The hysterectomy, a common surgical procedure for correcting menstrual bleeding, may, in many cases, soon be outdated and unnecessary, according to a local medical company.

Greg McArthur, research and development coordinator for Reproductive Specialists at HGM Medical Laser Systems in Salt Lake City, said clinical trials have begun using an HGM Argon laser to perform procedures to correct excessive bleeding that is not resolved by a D&C.The process, called "endometrial ablation," yields the same results as a hysterectomy, without having to remove the uterus or perform major abdominal surgery, he said.

Unlike a traditional hysterectomy, endometrial ablation performed with the Argon laser leaves the uterus physically (though not functionally) intact, and can be done as outpatient surgery under general anesthesia with no incision.

"The patient can have surgery in the morning, go home in the afternoon and return to normal activities after recovering from the effects of anesthesia," McArthur said. The laser procedure also is less painful than a hysterectomy and may significantly reduce complications such as postoperative bleeding or infection.

Because the patient need not stay overnight in the hospital and can return to work a few days after the procedure, endometrial ablation performed with the Argon laser costs less.

The laser hysterectomy procedure is performed by inserting a small viewing device (hysteroscope) into the vagina, through the cervix, and into the uterine cavity. A fiberoptic placed through the operating channel of the hysteroscope is then used to apply laser energy to the lining of the uterus.

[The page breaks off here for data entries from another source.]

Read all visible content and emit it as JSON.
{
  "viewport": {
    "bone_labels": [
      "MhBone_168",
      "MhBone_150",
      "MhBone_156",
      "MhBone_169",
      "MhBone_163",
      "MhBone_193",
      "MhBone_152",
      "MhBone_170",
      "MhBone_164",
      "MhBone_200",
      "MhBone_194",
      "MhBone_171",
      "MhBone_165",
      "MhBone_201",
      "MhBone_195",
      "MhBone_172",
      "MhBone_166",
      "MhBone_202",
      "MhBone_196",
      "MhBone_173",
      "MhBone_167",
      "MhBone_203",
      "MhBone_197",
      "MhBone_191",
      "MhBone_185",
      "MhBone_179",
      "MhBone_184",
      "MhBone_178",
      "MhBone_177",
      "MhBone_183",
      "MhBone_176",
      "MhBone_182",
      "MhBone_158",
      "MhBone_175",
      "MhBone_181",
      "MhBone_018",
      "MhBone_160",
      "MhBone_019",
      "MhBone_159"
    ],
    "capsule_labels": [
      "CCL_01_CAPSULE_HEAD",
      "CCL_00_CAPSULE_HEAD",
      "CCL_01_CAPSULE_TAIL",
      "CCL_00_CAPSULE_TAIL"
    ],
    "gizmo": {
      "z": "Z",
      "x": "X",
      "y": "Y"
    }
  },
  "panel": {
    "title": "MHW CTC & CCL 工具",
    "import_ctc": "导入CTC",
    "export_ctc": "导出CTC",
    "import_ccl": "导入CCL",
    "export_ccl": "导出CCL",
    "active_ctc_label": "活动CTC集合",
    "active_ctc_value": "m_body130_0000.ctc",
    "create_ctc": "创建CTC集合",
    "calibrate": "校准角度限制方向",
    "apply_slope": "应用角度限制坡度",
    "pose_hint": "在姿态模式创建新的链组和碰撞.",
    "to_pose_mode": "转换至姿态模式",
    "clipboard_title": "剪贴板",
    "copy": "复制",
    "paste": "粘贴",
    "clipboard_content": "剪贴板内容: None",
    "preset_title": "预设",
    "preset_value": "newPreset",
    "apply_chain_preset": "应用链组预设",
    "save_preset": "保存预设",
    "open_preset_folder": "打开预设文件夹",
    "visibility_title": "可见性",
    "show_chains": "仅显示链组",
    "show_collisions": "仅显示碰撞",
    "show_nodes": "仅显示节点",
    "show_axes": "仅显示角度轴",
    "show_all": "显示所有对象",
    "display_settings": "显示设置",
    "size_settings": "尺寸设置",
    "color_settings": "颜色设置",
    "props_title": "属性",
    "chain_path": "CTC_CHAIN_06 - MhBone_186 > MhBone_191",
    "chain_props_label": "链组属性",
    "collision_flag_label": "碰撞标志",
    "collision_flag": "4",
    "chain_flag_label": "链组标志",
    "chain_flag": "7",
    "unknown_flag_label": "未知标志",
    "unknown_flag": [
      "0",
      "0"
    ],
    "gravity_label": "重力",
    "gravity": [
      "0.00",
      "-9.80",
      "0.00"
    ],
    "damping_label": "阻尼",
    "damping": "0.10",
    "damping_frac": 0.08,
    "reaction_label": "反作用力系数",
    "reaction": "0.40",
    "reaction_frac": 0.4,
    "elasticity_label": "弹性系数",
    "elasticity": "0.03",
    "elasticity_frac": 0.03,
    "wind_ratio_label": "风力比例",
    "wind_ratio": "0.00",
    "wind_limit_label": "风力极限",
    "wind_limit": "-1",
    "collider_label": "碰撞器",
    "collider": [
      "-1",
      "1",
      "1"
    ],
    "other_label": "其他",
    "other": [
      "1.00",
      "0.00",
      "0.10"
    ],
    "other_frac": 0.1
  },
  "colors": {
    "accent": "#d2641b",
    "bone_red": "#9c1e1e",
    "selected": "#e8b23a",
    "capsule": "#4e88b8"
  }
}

The physician manipulates the laser fiber within the uterus, carving out and destroying the endometrium with laser energy. The doctor can view the procedure directly through the hysteroscope, or on a video monitor.

The Argon laser used in the hysterectomy procedure is also used in ophthalmology, dermatology, plastic surgery, urology, gastroenterology, colon and rectal surgery, and neurosurgery. It is also used in other gynecological procedures, including outpatient surgical treatment of endometriosis, ectopic pregnancy, and infertility.

HGM is also currently performing clinical trials of a revolutionary procedure using the same Argon laser to open narrowed or blocked peripheral arteries.

For more information, contact McArthur at HGM Medical Laser Systems Inc., at 972-0500.